The Story Behind The Song
On Friday 20 October 1978, three young men flying economy class land at JFK airport and check into a modest hotel in downtown New York. Tired by the long flight but invigorated by the energy of the city that never sleeps, Sting, Andy Summers and Stuart Copeland take to the stage at CBGB, the famous punk venue in Manhattan. The Police play their first-ever US gig in front of a small but enthusiastic audience. During the tour, which sees the unknown group travel from city to city in a cramped Ford van, Sting plays around with a mesmeric riff he had been working on before they left. It's the embryonic Message In A Bottle, which would stand at the top of the UK chart almost exactly a year later and propel The Police into superstardom.
The track is an ensemble of virtuosos. Summers adds some sublime colour in his guitar work, especially the shimmering arpeggiated chords. Copeland's drumming is off the chart, furiously beating out complex rhythms punctuated with crashing cymbal hits. Sting's riff and bass are possibly the finest music he wrote with The Police. His lyrics are also outstanding. With echoes of Robinson Crusoe, the song tells of a castaway lost on a desert island suffering "more loneliness than any man could bear". He sends out a message in a bottle desperately hoping for rescue, but a year later nothing has changed. Then one morning he finds "a hundred billion bottles washed up on the shore" and he realises that "he is not alone in being alone". The song is a metaphor for the loneliness that the pursuit of love often brings, a theme echoed by another song in our Top 20 of 1979 – see Roxy Music's Dance Away.
Sting told Q Magazine years later: "I like the idea that while it's about loneliness and alienation it's also about finding solace and other people going through the same thing.
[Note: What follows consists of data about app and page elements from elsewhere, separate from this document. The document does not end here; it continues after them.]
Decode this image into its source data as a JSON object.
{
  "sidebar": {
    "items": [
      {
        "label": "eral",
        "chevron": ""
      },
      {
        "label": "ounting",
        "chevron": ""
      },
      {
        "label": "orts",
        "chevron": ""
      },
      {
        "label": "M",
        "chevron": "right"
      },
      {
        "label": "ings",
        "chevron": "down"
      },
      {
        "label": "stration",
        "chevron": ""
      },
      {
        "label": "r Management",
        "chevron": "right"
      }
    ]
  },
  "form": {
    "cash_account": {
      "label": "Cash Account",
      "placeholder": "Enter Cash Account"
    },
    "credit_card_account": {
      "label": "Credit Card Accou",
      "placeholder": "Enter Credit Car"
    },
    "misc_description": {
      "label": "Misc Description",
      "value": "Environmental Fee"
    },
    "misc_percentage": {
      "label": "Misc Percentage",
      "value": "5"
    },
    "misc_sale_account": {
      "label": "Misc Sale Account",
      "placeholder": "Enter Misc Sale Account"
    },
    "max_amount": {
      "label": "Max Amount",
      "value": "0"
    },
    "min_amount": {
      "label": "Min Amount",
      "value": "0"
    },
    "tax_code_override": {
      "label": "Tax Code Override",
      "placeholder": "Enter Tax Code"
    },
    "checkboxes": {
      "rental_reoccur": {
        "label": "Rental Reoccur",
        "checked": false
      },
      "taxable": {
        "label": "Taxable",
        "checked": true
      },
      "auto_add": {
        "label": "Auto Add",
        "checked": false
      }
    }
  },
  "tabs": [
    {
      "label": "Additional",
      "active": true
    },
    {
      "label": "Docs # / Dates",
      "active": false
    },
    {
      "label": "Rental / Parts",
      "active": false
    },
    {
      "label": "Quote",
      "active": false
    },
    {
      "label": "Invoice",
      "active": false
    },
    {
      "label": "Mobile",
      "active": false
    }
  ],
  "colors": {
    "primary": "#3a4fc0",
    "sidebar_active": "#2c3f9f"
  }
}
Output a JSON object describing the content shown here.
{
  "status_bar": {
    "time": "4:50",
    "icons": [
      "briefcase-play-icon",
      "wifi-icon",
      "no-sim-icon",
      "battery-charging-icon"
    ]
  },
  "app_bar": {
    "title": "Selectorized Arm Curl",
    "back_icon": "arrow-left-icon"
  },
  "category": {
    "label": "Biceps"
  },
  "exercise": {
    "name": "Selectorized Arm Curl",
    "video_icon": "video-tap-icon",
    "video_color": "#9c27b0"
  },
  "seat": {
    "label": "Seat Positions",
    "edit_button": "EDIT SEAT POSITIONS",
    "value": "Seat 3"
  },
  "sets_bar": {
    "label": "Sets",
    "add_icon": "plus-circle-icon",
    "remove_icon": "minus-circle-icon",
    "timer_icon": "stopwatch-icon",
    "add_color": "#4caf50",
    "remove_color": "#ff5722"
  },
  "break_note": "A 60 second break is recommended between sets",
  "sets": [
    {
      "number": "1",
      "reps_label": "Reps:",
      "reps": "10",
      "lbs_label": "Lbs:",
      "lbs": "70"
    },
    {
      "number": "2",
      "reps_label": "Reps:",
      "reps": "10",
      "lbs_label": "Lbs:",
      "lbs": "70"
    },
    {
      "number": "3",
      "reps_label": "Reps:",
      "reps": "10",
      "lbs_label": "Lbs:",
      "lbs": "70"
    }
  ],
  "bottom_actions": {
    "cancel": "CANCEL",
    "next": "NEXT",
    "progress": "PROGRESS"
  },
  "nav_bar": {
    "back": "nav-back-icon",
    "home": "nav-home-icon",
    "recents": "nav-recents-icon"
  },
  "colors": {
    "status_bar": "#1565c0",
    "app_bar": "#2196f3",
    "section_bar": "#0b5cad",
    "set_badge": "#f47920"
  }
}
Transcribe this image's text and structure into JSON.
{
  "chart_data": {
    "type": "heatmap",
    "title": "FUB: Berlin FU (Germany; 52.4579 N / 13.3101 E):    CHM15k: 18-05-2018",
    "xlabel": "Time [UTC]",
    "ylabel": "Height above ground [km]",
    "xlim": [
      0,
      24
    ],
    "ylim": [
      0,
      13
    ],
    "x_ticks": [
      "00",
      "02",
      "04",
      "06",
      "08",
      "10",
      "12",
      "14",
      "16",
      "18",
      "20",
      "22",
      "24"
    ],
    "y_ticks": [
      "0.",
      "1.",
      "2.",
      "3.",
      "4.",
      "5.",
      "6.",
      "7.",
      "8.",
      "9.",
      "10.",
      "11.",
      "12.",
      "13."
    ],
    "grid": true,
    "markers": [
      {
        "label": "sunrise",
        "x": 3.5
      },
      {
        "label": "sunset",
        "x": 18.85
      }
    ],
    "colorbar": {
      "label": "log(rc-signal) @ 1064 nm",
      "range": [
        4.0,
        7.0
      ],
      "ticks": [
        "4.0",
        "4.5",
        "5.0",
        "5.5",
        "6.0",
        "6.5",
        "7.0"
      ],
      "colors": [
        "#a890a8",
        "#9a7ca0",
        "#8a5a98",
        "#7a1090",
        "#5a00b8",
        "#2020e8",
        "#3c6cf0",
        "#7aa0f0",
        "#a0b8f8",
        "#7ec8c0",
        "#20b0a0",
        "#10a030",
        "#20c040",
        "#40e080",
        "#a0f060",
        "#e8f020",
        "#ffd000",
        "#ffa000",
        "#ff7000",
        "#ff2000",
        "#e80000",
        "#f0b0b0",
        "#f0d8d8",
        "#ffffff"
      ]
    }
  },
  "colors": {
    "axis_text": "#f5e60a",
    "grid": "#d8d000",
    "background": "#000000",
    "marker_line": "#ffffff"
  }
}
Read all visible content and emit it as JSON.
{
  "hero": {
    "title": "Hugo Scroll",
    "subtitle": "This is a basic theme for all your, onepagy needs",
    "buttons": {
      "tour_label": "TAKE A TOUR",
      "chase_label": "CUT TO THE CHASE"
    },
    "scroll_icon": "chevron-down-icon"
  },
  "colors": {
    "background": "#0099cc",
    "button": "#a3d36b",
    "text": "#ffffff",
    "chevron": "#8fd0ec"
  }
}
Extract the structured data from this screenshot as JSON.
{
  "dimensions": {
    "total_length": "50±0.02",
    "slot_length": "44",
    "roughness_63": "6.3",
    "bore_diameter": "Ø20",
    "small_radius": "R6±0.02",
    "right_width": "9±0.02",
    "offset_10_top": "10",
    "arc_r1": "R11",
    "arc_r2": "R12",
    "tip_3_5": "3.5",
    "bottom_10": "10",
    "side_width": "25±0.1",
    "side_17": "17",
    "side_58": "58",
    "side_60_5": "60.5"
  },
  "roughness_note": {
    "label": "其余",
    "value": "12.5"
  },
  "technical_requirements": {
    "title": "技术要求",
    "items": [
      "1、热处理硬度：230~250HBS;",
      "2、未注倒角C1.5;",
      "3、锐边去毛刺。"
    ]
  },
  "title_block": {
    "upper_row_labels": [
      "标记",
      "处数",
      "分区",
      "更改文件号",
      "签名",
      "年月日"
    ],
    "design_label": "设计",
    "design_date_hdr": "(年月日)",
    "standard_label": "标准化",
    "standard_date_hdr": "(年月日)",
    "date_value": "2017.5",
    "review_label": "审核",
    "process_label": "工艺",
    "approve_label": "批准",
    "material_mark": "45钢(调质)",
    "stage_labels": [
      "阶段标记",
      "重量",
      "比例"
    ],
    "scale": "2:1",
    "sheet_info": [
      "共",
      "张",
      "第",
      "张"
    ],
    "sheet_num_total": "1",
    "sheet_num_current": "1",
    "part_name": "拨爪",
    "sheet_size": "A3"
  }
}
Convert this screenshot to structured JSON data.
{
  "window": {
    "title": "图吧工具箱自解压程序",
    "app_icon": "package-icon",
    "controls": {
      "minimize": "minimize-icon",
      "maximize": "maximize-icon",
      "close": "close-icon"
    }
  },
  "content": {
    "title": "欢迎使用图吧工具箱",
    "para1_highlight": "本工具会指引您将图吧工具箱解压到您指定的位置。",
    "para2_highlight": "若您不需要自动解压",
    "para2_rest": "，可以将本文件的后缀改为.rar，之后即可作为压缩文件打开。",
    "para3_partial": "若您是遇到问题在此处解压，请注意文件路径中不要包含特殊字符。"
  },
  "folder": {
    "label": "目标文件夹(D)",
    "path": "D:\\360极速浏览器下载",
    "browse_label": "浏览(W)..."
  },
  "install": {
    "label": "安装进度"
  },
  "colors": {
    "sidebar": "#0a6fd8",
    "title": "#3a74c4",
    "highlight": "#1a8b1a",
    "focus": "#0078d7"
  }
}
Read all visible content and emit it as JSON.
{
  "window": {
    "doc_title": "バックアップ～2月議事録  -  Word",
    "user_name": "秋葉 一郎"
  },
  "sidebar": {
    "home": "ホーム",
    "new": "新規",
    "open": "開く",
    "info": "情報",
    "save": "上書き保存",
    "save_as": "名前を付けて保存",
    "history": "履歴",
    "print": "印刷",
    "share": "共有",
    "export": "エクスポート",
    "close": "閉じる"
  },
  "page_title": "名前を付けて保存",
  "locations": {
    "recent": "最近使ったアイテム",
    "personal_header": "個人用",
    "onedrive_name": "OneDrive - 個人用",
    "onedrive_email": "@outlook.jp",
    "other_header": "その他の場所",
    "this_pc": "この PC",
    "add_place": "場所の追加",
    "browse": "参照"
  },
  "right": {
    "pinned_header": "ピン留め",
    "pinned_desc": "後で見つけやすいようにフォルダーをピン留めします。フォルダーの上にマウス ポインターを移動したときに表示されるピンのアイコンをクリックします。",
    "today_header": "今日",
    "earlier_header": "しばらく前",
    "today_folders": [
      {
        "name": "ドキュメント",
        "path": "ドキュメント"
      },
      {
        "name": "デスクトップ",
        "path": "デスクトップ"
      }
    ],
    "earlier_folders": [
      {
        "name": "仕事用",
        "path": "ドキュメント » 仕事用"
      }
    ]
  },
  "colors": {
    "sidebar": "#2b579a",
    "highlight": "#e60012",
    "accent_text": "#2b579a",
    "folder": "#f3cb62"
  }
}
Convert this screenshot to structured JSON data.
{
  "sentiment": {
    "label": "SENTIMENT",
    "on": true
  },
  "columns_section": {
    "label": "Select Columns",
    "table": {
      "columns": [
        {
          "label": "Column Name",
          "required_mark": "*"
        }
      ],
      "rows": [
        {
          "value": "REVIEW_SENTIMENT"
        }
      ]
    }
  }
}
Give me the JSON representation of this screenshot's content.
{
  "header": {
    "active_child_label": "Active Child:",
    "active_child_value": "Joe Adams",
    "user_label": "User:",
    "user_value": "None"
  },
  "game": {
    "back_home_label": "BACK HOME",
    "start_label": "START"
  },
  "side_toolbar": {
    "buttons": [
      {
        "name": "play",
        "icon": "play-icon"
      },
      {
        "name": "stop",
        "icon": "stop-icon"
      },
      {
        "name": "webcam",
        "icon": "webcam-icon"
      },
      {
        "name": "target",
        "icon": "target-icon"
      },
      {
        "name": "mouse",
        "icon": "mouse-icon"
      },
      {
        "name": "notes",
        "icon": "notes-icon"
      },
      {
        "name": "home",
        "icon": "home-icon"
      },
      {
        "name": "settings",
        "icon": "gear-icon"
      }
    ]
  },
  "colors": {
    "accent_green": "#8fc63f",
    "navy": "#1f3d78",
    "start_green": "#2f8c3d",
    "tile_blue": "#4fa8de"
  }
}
The guy's on a desert island and throws a bottle out to sea saying he's alone and all these millions of bottles come back saying, So what, so am I! I like the fact that the whole deal is clinched by the third verse. It makes a journey." He added, "I was pleased that I'd managed a narrative song with a beginning, a middle and some kind of philosophical resolution in the final verse. If I'd been a more sophisticated songwriter, I would have probably illuminated this change of mood by modulating the third verse into a different key. But it worked anyway."
It certainly did. Following the success of their first two singles, Roxanne and Can't Stand Losing You, Message In A Bottle crashed into the Top Ten on its release and the following week became the first of the group's five UK No. 1 singles. The promotional video begins with a police car and images of young people hanging around the street. It cuts to the group inside a theatre dressing room with Sting and Andy playing guitar and Copeland playing drums on the back of a chair. His drumming anywhere was a characteristic of Police videos. In Walking On The Moon, the group's follow-up No. 1, also taken from the album Regatta de Blanc, he famously used his drum sticks on the inside of a Saturn V rocket engine at the Kennedy Space Centre.
We hereby instate Message In A Bottle by The Police on the The Wall as No. 6 Best Single of 1979.
Although I find it hard to warm to Sting, as he often comes across as an egotistical hypocrite to me, it is hard to deny that The Police were a pretty pioneering band and Message In A Bottle a stand out track in a year littered with musical treasures.Dave B